Our national office recently alerted us to the fact that Arlen Specter – you know, the one who walks around threatening the funding of the NSA unless more information comes out about illegal spying, who repeatedly asks “where’s the outrage?” about the secret spying – will be introducing a really, really bad bill on the NSA as soon as next Thursday. It would retroactively authorize the president and NSA’s actions, expand the executive branch’s powers and make judicial checks to protect innocent Americans optional.

But we’re not taking this lying down. We’re organizing an emergency press conference/demonstration next Tuesday at 12:30pm outside the Federal Building in Philadelphia (where Specter’s Philly office is) on the 6th street side. Bob Barr, the former congressman, will be a featured speaker.

It’s really important that we get as many people as possible to attend. We want to show Specter that the outrage is right HERE!

Sara in Philly

Legislator shopping

A great crowd of about 50 concerned citizens came out last night to the Unitarian Church of Harrisburg for a screening of The ACLU Freedom Files: Gay & Lesbian Rights. We were also fortunate to be joined by community activist Kathleen Daugherty and Dan Miller of Harrisburg City Council. Big city folk can kick around little ol’ Harrisburg, if they wish, but how many PA towns would elect an openly gay man?.

The crowd was clearly energized and concerned about where we are heading on the debate over g&l rights. Me, I’m an eternal optimist. A majority of Americans support civil unions, opposition to gay marriage continues to drop, and the younger generations are very accepting of homosexuality.

But it’s easy for me to be an optimist because I don’t have to live with the discrimination and second-class citizenry every day. I can appreciate the anxiety of our LGBT amigos.

There were a few stories about meetings with legislators. Perhaps the most absurd was the story of the legislator who told a gay couple that they should go “state shopping” to find a gay-friendly state. A response from the crowd was that we should go “legislator shopping.”

We’ll keep pushing the ball forward, knowing that we’re on the right side of history.

Andy in the HBG


I have such mixed emotions about Senator Specter right now. Sometimes I almost let myself develop feelings for him, but then he just keeps doin’ me wrong.

But what I would have paid to be a fly on the wall for the fight today between Specter and Feingold about gay marriage.

“I don’t need to be lectured by you. You are no more a protector of the Constitution than am I,” Judiciary Committee Chairman Arlen Specter, R-Pa., shouted after Sen. Russ Feingold (news, bio, voting record) declared his opposition to the amendment, his affinity for the Constitution and his intention to leave the meeting.

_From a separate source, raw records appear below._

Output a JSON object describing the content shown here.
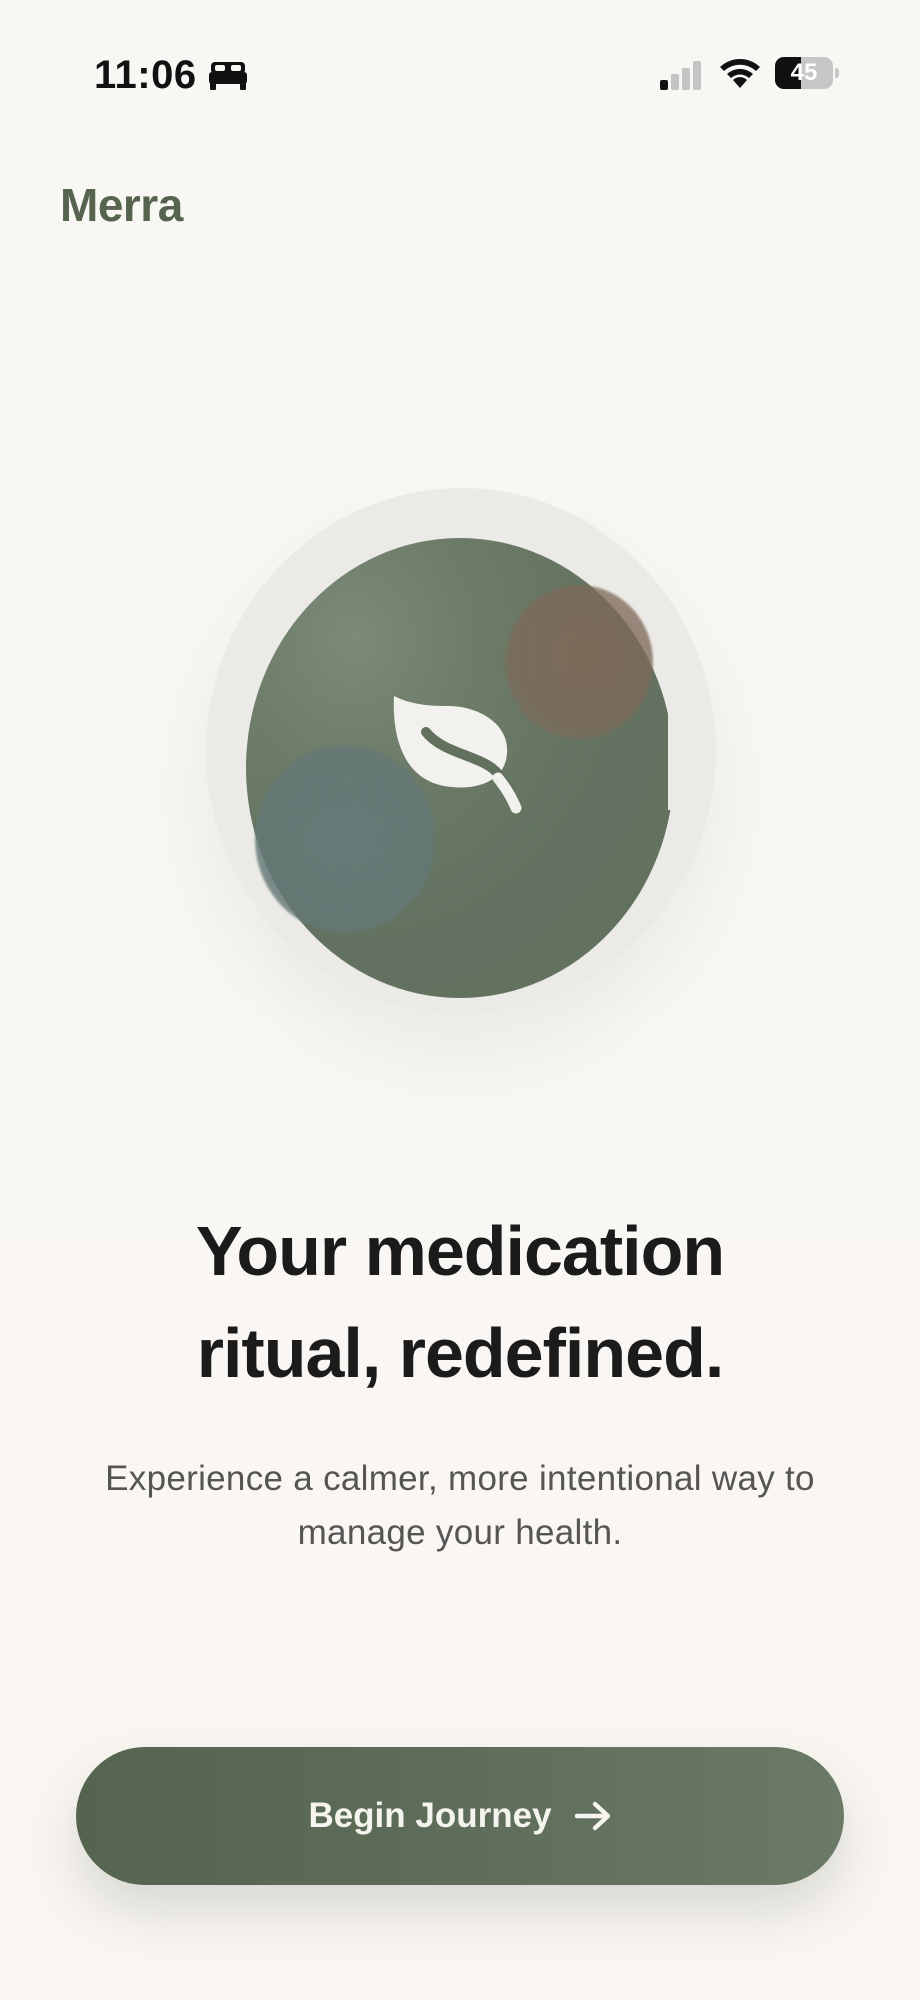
{
  "status_bar": {
    "time": "11:06",
    "battery_level": "45",
    "battery_fraction": 0.45,
    "signal_bars_active": 1,
    "signal_bars_total": 4,
    "icons": [
      "bed-icon",
      "signal-icon",
      "wifi-icon",
      "battery-icon"
    ]
  },
  "brand": {
    "name": "Merra"
  },
  "hero": {
    "icon": "leaf-icon",
    "colors": {
      "circle": "#637260",
      "rose_blob": "#826958",
      "blue_blob": "#667a78"
    }
  },
  "content": {
    "headline_line1": "Your medication",
    "headline_line2": "ritual, redefined.",
    "subtitle_line1": "Experience a calmer, more intentional way to",
    "subtitle_line2": "manage your health."
  },
  "cta": {
    "label": "Begin Journey",
    "icon": "arrow-right-icon"
  },
  "colors": {
    "accent": "#5d6c58",
    "background": "#f8f7f3",
    "text_primary": "#1b1b1b",
    "text_secondary": "#555555"
  }
}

The sad thing is that Specter’s right. Neither of these men (or the parties they represent) have exactly been Knights Templar for the Constitution.

Speaking of mixed emotions, I was at an event last week with Jim Hightower, who described mixed emotions as “your daughter coming home from the Prom with a Gideon’s Bible under her arm.”

I thought that was kind of cute. But then, I’d had a few.

Lisa in Pittsburgh

Ever get that feeling that someone’s watching you?

I’m sitting here in my office, listening in on a conference call about the NSA spying on phone calls, when I received this story from ZDNet News:

A prominent Republican on Capitol Hill has prepared legislation that would rewrite Internet privacy rules by requiring that logs of Americans’ online activities be stored, CNET has learned.

The proposal comes just weeks after Attorney General Alberto Gonzales said Internet service providers should retain records of user activities for a “reasonable amount of time,” a move that represented a dramatic shift in the Bush administration’s views on privacy.

Wisconsin Rep. F. James Sensenbrenner, the chairman of the House Judiciary Committee, is proposing that ISPs be required to record information about Americans’ online activities so that police can more easily “conduct criminal investigations.”

Rest of article

Sigh. Do we have to resort to paper and lemon juice for private communications now?